Developing and testing a coupled regional modeling system for establishing an integrated modeling and observational framework for dust aerosol
MetadataShow full item record
To this date, estimates of the climate response to mineral dust remain largely uncertain because of our limited capability to quantify dust distribution in the atmosphere. Focusing on the Central and East Asian dust source regions, this thesis aims to develop a coupled regional dust modeling system to provide an improved modeling capability of atmospheric dust as well as to aid the integration of ground-based and satellite observations. The objectives of this study are as follows: 1) evaluate the capabilities of the available data to detect and quantify mineral dust in the atmosphere; 2) develop and test a coupled regional dust modeling system able to simulate size resolved dust concentrations accounting for the regional specifics of Central and East Asia; and 3) outline a methodology for data and modeling integration. The capabilities of ground-based and satellite data to characterize dust in the atmosphere are examined in great details.

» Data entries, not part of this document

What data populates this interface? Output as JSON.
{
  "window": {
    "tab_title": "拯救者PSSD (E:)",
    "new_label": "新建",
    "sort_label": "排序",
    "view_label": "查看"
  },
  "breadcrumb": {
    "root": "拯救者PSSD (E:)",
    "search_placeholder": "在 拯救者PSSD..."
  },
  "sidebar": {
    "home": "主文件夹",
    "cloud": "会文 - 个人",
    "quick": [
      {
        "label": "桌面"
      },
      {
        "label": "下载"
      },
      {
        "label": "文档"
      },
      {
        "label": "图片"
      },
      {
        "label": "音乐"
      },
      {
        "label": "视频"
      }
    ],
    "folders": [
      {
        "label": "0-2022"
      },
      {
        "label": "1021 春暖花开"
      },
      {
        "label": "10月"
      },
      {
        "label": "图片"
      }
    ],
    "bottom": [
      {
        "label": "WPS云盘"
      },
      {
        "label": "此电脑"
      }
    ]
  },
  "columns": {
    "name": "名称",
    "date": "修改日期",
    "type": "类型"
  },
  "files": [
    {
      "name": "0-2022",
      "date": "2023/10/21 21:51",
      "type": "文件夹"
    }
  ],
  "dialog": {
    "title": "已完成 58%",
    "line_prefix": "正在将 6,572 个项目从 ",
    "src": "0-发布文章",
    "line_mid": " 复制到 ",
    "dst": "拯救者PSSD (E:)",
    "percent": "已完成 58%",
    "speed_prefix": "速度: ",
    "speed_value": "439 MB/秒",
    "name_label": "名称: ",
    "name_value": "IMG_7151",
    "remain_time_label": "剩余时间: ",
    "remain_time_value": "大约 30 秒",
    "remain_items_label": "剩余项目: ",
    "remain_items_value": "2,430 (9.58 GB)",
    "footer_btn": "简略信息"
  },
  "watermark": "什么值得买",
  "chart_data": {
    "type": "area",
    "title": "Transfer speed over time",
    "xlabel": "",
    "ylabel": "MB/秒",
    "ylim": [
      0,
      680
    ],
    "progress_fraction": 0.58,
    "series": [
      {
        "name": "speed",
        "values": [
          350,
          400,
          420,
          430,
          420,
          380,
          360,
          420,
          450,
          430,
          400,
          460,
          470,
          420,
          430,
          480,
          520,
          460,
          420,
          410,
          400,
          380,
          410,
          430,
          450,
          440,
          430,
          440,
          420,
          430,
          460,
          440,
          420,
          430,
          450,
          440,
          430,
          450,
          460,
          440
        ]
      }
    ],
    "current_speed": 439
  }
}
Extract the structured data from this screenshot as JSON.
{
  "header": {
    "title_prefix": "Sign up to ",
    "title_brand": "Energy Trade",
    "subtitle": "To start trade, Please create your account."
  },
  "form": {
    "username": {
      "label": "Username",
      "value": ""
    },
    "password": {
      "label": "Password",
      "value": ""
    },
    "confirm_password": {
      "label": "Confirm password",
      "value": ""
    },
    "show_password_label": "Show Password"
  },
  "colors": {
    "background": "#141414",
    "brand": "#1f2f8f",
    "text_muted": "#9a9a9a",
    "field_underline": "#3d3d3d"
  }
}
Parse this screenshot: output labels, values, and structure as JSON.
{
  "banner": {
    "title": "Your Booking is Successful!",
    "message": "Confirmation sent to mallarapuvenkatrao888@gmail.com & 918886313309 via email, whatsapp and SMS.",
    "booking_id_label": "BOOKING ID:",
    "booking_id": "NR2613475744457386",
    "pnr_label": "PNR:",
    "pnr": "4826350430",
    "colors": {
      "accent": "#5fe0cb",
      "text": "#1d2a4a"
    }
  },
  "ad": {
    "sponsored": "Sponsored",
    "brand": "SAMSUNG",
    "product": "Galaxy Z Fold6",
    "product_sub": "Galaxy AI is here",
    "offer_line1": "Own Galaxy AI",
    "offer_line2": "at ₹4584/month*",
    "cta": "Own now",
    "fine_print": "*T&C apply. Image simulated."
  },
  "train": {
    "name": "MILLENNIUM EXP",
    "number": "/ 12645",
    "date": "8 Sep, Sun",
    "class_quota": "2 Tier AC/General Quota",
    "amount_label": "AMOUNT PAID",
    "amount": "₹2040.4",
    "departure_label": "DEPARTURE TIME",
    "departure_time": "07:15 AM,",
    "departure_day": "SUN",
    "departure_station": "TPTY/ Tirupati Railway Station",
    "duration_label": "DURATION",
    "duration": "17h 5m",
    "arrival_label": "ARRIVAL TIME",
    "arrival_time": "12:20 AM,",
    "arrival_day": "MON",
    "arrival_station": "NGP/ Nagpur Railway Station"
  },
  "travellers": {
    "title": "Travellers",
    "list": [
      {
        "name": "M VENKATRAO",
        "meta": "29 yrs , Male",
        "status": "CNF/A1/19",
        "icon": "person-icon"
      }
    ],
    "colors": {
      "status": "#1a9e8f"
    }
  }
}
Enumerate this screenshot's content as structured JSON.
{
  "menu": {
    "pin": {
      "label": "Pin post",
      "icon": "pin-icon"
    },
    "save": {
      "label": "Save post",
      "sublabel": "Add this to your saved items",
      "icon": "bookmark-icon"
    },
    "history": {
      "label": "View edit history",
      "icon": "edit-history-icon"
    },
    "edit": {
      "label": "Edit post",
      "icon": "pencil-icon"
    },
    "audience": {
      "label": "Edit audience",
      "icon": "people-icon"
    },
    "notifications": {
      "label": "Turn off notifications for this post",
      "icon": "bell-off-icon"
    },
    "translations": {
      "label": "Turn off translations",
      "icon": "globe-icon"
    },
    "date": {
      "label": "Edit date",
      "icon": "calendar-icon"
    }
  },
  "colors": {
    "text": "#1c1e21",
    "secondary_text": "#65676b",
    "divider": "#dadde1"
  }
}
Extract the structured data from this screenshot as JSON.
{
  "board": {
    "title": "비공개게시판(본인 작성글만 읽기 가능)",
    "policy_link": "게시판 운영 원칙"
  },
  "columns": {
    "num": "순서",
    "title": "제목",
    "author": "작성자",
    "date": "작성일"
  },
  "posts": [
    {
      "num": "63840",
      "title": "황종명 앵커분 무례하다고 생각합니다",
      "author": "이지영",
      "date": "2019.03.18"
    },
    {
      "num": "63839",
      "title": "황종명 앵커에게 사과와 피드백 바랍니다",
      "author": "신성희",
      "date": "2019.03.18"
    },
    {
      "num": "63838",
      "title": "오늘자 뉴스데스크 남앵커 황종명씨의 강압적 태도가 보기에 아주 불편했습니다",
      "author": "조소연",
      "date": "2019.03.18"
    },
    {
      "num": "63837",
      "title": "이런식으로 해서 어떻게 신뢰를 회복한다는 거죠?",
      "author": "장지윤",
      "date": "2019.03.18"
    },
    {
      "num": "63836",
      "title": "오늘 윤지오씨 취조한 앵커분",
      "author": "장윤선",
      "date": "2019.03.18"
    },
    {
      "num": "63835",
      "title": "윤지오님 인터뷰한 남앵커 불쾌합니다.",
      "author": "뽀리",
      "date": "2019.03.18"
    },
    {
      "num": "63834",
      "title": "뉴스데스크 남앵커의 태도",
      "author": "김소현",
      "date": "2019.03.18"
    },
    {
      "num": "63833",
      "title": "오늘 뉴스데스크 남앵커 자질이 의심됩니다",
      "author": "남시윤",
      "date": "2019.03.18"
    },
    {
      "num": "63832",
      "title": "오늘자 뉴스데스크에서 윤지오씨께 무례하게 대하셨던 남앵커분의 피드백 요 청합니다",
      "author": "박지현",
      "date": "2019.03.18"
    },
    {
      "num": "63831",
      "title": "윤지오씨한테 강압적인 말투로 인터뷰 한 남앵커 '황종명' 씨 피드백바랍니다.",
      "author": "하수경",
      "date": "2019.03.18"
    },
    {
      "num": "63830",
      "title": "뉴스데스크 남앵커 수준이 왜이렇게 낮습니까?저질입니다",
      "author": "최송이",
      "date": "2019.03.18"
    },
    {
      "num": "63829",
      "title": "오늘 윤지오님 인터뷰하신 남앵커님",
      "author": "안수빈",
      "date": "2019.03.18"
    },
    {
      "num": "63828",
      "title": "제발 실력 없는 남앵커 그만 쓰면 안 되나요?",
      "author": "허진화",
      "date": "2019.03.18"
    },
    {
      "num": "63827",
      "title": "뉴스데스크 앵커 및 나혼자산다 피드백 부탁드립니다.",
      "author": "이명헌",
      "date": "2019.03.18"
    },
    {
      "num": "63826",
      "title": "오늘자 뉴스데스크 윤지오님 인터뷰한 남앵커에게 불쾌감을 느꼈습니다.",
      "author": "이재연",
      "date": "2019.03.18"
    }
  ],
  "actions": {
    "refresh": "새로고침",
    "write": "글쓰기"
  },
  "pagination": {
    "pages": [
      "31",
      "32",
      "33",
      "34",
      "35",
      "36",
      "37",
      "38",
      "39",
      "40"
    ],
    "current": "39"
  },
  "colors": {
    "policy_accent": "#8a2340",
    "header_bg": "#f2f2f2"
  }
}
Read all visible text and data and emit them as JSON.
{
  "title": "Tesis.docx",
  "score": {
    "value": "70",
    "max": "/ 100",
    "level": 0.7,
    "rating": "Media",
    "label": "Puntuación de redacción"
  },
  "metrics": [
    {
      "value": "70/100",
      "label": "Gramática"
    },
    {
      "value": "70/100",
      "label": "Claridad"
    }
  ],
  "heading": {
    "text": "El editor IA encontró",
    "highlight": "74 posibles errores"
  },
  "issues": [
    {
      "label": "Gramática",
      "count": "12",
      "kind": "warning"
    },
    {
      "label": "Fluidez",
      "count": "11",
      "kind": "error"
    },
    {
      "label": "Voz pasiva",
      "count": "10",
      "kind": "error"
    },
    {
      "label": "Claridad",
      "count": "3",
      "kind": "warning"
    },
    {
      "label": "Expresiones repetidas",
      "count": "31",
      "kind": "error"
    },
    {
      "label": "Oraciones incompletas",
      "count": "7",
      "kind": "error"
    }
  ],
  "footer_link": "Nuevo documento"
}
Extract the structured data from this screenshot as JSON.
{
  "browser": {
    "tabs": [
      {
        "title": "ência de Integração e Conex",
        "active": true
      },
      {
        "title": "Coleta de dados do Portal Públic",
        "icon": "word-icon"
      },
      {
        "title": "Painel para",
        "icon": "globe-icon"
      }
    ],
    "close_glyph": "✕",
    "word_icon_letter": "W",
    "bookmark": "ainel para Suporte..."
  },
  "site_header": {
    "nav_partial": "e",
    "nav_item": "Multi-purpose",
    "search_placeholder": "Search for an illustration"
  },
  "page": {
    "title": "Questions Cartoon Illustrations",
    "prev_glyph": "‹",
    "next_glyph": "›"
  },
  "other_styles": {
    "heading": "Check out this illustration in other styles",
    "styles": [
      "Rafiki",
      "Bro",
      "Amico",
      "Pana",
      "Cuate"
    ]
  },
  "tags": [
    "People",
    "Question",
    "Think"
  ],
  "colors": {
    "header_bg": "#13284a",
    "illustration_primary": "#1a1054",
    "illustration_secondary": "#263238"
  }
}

Based on analysis of MODIS data reflectance and radiances, we found evidence for regional signature of dust in near-IR and proposed a new probabilistic dust-cloud mask that explicitly takes into account the spatial variability characteristics of dust aerosols. We developed a coupled regional dust modeling system (WRF-DuMo) by incorporating a dust emission module (DuMo) into the NCAR WRF model. The WRF-DuMo unique capabilities include explicit treatment of land surface properties in Central and East Asia, a suite of dust emission schemes with different levels of complexity, multiple options for dust injection in the atmosphere and flexible parameters of the initial size distribution of emitted dust. Two representative dust events that originated in East Asia in the springs of 2001 and 2007 have been modeled with WRF-DuMo. Simulations with different initial size distribution of dust, injection and emission parameterizations have been performed to investigate their relative role on the modeled dust fields. We performed an integrated analysis of modeled dust fields and satellite observations by introducing an ensemble model dust index, which used in conjunction with satellite dust retrievals improves the capability to characterize dust fields. Finally, we provide recommendations for the development of an integrated observational and modeling dust framework.